## About this exercise
Would you reproduce every record exactly, leaving out the pictures?

## Given data
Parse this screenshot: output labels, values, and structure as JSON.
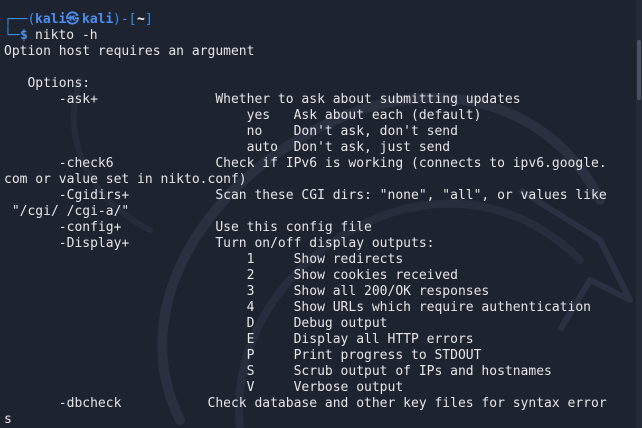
{
  "prompt": {
    "user": "kali",
    "symbol": "㉿",
    "host": "kali",
    "cwd": "~",
    "command": "nikto -h"
  },
  "lines": [
    "Option host requires an argument",
    "",
    "   Options:",
    "       -ask+               Whether to ask about submitting updates",
    "                               yes   Ask about each (default)",
    "                               no    Don't ask, don't send",
    "                               auto  Don't ask, just send",
    "       -check6             Check if IPv6 is working (connects to ipv6.google.",
    "com or value set in nikto.conf)",
    "       -Cgidirs+           Scan these CGI dirs: \"none\", \"all\", or values like",
    " \"/cgi/ /cgi-a/\"",
    "       -config+            Use this config file",
    "       -Display+           Turn on/off display outputs:",
    "                               1     Show redirects",
    "                               2     Show cookies received",
    "                               3     Show all 200/OK responses",
    "                               4     Show URLs which require authentication",
    "                               D     Debug output",
    "                               E     Display all HTTP errors",
    "                               P     Print progress to STDOUT",
    "                               S     Scrub output of IPs and hostnames",
    "                               V     Verbose output",
    "       -dbcheck           Check database and other key files for syntax error",
    "s"
  ]
}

## Response area
Parse this screenshot: output labels, values, and structure as JSON.
{
  "prompt": {
    "user": "kali",
    "symbol": "㉿",
    "host": "kali",
    "cwd": "~",
    "command": "nikto -h"
  },
  "lines": [
    "Option host requires an argument",
    "",
    "   Options:",
    "       -ask+               Whether to ask about submitting updates",
    "                               yes   Ask about each (default)",
    "                               no    Don't ask, don't send",
    "                               auto  Don't ask, just send",
    "       -check6             Check if IPv6 is working (connects to ipv6.google.",
    "com or value set in nikto.conf)",
    "       -Cgidirs+           Scan these CGI dirs: \"none\", \"all\", or values like",
    " \"/cgi/ /cgi-a/\"",
    "       -config+            Use this config file",
    "       -Display+           Turn on/off display outputs:",
    "                               1     Show redirects",
    "                               2     Show cookies received",
    "                               3     Show all 200/OK responses",
    "                               4     Show URLs which require authentication",
    "                               D     Debug output",
    "                               E     Display all HTTP errors",
    "                               P     Print progress to STDOUT",
    "                               S     Scrub output of IPs and hostnames",
    "                               V     Verbose output",
    "       -dbcheck           Check database and other key files for syntax error",
    "s"
  ]
}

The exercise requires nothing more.